Photostory: A stroll down Artwalk 2014
Tucked away like a secret maze was the 2014 Artwalk at the Santa Monica Airport.
The annual event hosts a variety of creations from local artists and Santa Monica College students.
The small hanger across the street from the airport's runway, which serves as SMC's airport campus, was transformed into a tour of the inner thoughts, twisted fantasies and class projects of students involved in the Art Mentor program at SMC.
A block down in another airport building, a vast gallery displayed diverse architecture, paintings, and sculptures from local artists charging up to $12,000 a piece. For a day, the artists of tomorrow were on display next to the already established big wigs of Santa Monica.
The airport campus gallery had everything from a nude man made of duct-tape sitting on a chair to Jackson Pollock-style explosions on canvas.
Mike Desh had one such painting hanging in Saturday's gallery. He was one of 25 students selected by their instructors in the Art Mentor program to have their work unveiled for the public.

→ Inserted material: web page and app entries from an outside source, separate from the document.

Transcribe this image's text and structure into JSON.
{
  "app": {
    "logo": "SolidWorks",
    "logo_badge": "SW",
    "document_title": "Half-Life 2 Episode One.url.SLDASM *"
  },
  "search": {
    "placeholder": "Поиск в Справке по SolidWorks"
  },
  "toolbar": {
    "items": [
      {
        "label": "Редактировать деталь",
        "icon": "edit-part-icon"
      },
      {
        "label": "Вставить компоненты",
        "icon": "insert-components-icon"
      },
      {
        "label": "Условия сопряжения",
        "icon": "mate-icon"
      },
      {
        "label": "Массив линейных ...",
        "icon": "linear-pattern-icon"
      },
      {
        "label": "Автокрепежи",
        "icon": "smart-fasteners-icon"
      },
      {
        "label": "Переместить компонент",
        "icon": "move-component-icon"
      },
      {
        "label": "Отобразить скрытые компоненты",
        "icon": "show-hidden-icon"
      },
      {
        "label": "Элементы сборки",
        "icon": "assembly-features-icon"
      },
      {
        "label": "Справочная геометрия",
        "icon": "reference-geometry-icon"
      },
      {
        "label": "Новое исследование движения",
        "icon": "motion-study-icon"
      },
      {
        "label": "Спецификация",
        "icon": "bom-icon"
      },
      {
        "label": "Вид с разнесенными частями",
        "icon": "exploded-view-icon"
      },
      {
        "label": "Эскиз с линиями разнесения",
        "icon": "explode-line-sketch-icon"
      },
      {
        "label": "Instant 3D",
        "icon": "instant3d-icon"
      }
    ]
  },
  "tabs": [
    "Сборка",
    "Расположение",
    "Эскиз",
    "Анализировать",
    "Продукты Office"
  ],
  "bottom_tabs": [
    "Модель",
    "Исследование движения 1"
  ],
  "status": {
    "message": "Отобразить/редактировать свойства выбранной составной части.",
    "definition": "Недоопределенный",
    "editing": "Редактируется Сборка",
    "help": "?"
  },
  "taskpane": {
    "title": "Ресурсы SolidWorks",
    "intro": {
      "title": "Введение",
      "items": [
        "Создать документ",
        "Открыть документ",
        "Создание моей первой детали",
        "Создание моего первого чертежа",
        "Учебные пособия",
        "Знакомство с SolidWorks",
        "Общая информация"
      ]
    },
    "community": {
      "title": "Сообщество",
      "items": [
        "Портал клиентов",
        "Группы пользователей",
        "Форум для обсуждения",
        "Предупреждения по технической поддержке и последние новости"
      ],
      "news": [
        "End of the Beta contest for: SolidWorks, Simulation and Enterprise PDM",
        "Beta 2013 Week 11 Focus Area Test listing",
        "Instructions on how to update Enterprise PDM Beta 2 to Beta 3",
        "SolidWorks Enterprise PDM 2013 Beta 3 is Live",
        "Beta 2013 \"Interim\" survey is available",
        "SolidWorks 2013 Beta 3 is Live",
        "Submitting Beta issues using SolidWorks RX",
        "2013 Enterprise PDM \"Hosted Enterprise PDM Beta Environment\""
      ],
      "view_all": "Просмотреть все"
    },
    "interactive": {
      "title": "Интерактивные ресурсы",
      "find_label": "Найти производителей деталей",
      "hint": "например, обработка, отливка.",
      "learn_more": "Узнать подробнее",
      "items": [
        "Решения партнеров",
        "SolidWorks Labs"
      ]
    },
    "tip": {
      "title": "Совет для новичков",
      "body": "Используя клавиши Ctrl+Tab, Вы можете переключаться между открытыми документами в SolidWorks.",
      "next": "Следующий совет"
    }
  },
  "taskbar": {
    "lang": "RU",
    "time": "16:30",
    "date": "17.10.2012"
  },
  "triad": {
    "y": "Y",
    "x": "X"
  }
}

When describing his piece, a splattering expression of colors and dripping strokes, Desh said, "a lot of it comes from working in my head. I have amassed a lot of visuals from experiencing the culture I've experienced which is very commercial-driven."
In another corner sat an apocalyptic canvas with an army of skull figures in cloaks. They were grim reapers marching in front of a background of fire with a goat-headed figure at the lead. This gothic vision was the work of SMC student Rory James.
"It was basically an excuse to paint fire. Once I started painting the fire it just grew," said James. "Obviously heavy metal music influenced me."
SMC student and artist Pace Porter-Fusada had his own brand of dystopian visions on display in carefully rendered, detailed Photoshop canvases that imagined futuristic, post-apocalyptic sci-fi worlds of ruined cities and men in gas masks.
"I can do one of these in two or three days," he said. "I just want to create a world you can fall into. That's what video games and movies can be all about."
In another corner of the gallery a small teepee made of molten metallic substances stood above small, Medieval figurines. This was the work of SMC student Lily Raygoza who wanted to express a utopian vision.
"The concept behind it is that I want to build a space where we can come together in community and have a space where people can dialogue," said Reygoza lamenting that old ways of getting together have been replaced by a culture of meeting at Starbucks while feeding a consumerist machine.
Across the street in another large building was the main gallery of Artwalk 2014. In one space there was a wonderful, nostalgic exhibit involving mechanical and electronic typewriters.
The times have changed so rapidly that an instrument that was such a common tool half a century ago now looks like a relic from another age. Visitors could even sit down in front of a Corona typewriter and peck out a few words on a sheet of paper.
Another massive, indoor gallery displayed major works from local artists, some ranging from canvas works to surrealist sculptures. Walking in-between the gallery halls was the group Critical Brass which played New Orleans-style brass numbers.
Critical Brass, led by lead vocalist, "Schwee", were introduced to the event by Allison Ostrovsky, Director of Cultural Affairs in Santa Monica.
"It's actually the most beautiful day we've had for Artwalk in the last five years," said Ostrovsky. "It's usually rainy and cloudy. It's a great turnout. We've added another food truck and the brass marching band was fantastic."
Ostrovsky hopes that the event will continue to draw visitors, not only for the art walk, but for the area surrounding it.
"What we'd love our visitors to walk with is discovering this airport and that it's a creative space. We have a gallery, a theater and even a restaurant," said Ostrovsky. "It's a special place in Santa Monica, a lot of people drive by and don't realize what's in here."